Carner chose to highlight the versatility of Adams’ compositions by placing the music in different settings. He engaged Chicago pianist Jeremy Kahn to record Volume 1 in a trio format. Next, Carner tapped the fine Atlanta-based pianist Kevin Bales to assemble a quartet for Volume 2 with guitarist Barry Greene featured. New York based baritone sax man, Frank Basile, presides over a sextet for Volume 3; and for Volume 4, Carner brought Kahn back with his trio and special guest, Gary Smulyan, who is Adams’ chief acolyte and was just voted Baritone Saxophonist of the Year for 2012 by the Jazz Journalists Association.

With Volumes 1-4, the 43-composition oeuvre was complete, but Carner had one more mission to fulfill. He had heard of Pepper’s unfulfilled wish to have lyrics set to his seven ballads. So, for the vital fifth volume, Carner engaged poet Barry Wallenstein (one of his literary mentors) to pen original lyrics. Award-winning vocalist and one of five finalists in this year’s Sarah Vaughan International Vocal Competition, Alexis Cole (also a Motéma artist), performs on this session, arranged and led by Jeremy Kahn, with both Eric Alexanderand Pat LaBarbera featured on tenor saxes.

The fifth volume completes Carner’s massive tribute on a highly original note. Resetting Adams’ seven ballads in different tempos and styles, and pairing them with Wallenstein’s richly literary lyrics, serves as an especially fitting tribute to the creative, witty, well-read jazz legend who had named many of his compositions after famous literary works, such as “Lovers of Their Time”. The songs also add seven luscious new additions to the vocal jazz canon.

Carner’s historically detailed liner notes provide important career facts about the barigiant, who played with virtually every major jazz legend. There are also amusing anecdotes about the genesis of each song in the collection. The JOY ROAD SAMPLER includes an abridged version of the notes from the Complete Works set.

Gary CarnerTo launch his new book and music offerings, Carner has collaborated with Motéma to co-opt his regularly scheduled Sommelier Direct fall wine sales route, and turn it into a 30-city JOY ROAD release tour, in which he will preside over book and CD signings; emcee live music performances of Pepper’s music; do radio publicity stops; and give college lectures… with wine tastings all along the way!
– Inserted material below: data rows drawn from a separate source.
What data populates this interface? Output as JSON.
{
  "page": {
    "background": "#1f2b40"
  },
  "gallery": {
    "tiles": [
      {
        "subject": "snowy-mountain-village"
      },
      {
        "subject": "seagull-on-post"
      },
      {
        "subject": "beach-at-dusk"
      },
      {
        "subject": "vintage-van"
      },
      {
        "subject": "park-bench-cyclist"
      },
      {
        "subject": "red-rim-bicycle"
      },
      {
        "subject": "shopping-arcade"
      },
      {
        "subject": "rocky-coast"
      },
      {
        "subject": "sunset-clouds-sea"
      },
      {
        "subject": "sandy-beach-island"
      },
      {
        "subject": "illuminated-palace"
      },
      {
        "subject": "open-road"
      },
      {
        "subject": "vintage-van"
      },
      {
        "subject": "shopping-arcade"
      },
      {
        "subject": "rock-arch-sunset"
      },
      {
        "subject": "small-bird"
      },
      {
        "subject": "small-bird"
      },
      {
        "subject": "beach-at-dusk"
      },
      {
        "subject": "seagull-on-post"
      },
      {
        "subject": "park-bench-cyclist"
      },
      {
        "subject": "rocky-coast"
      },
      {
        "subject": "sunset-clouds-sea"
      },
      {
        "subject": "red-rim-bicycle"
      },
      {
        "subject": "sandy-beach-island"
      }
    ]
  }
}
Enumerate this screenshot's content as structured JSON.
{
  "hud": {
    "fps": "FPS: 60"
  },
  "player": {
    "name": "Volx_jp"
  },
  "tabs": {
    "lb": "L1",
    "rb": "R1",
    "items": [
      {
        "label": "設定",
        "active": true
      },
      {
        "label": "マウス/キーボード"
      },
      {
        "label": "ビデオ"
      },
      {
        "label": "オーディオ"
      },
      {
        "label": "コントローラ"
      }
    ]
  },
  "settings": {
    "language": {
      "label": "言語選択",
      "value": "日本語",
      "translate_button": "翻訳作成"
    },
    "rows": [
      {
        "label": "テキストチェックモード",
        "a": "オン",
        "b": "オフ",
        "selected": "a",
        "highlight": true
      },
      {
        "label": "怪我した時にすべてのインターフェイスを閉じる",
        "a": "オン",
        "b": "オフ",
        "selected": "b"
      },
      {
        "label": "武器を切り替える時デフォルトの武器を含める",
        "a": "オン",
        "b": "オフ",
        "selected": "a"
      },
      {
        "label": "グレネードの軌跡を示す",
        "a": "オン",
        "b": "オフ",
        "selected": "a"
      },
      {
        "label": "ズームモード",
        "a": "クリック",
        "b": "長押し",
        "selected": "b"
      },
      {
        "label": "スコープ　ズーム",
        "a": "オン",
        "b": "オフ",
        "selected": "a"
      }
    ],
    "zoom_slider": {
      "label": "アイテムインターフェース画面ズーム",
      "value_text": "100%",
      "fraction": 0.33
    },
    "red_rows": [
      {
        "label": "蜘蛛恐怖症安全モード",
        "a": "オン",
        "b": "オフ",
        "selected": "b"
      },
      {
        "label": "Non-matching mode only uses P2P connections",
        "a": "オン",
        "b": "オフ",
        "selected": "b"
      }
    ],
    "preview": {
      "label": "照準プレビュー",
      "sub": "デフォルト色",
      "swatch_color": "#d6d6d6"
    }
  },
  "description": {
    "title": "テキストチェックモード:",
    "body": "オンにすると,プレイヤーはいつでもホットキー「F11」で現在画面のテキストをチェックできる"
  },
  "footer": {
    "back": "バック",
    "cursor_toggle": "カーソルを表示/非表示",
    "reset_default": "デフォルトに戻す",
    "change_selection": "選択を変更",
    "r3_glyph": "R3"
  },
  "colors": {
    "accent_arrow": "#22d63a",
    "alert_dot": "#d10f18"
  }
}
Live music highlights on the tour include: Jeremy Kahn performing Pepper Adams at The Chicago Jazz Festival (Sept. 2); the star-studded PEPPER ADAMS JOY ROAD CELEBRATION NYC (Sept. 24 -30); an Adams’ birthday celebration led by Pat LaBarbera in Toronto (10/6), and a Pepper Adams week in Los Angeles featuring Gary Smulyan, Dale Fielder, and Eric Reed.

The New York City week is the most lavish. It kicks off with special big-band charts which will honor Pepper Adams, performed by the Grammy-winning Vanguard Jazz Orchestra (in which Adams once held the baritone chair); there is an Alexis Cole CD release at Smoke (Sept. 26); a spectacular performance dubbed “The Three Baris” at Ginny’s Supper Club in Harlem (Sept. 29) – The Three Baris are: Frank Basile, Ronnie Cuber, and Gary Smulyan. They will be backed by famed Pepper Adams’ collaborators, George Mraz (bass), Don Friedman (piano) and Kenny Washington (drums). And, to top off the Pepper feast, Birdland Jazz Club will present new Bevan Manson string quartet arrangements of Adams’ ballads; a tribute to Pepper by world renowned composer David Amram; and on that double-billed evening, a special feature with Arturo O’Farrill and Lew Tabackin.